== Segment start ==
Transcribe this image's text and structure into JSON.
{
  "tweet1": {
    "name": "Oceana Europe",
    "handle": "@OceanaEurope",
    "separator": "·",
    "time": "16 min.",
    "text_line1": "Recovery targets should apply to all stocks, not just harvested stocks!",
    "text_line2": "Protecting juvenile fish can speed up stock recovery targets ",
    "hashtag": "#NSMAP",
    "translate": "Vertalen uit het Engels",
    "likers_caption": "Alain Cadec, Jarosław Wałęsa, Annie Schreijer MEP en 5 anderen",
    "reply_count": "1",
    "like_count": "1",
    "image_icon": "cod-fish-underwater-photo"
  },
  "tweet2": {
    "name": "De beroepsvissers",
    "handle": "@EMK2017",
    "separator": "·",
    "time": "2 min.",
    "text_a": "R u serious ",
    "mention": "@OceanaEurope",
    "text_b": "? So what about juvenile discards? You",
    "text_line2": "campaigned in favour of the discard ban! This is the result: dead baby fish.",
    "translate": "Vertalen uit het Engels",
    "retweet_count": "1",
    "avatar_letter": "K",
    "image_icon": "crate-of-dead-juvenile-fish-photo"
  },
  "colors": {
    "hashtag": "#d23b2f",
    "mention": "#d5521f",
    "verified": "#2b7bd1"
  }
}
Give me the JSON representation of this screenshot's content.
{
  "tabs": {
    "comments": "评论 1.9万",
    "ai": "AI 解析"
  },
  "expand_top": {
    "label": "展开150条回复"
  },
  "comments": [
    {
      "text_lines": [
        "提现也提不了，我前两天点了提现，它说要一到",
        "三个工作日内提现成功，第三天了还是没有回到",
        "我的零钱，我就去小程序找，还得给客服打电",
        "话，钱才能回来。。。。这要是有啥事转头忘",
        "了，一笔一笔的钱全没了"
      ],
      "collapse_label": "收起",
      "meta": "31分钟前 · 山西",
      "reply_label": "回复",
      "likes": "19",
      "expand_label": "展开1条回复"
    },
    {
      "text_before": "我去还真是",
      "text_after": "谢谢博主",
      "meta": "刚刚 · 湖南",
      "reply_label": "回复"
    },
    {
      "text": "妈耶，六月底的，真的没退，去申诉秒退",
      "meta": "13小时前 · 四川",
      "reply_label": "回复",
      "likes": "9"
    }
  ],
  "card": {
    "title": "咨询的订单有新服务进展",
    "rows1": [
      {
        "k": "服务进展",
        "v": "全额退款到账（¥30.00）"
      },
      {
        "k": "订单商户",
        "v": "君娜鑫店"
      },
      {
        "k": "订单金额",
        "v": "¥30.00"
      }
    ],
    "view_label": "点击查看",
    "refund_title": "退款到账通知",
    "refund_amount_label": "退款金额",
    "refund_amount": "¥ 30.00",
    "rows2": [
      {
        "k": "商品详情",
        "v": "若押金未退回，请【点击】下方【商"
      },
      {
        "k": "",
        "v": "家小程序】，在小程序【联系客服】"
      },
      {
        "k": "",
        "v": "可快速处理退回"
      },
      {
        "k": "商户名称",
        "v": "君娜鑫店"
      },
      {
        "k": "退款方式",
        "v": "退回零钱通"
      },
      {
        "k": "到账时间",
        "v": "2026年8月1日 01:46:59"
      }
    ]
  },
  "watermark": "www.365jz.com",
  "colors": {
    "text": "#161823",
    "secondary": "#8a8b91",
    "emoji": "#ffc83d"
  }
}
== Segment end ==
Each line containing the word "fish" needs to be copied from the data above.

    "text_line2": "Protecting juvenile fish can speed up stock recovery targets ",
    "image_icon": "cod-fish-underwater-photo"
    "text_line2": "campaigned in favour of the discard ban! This is the result: dead baby fish.",
    "image_icon": "crate-of-dead-juvenile-fish-photo"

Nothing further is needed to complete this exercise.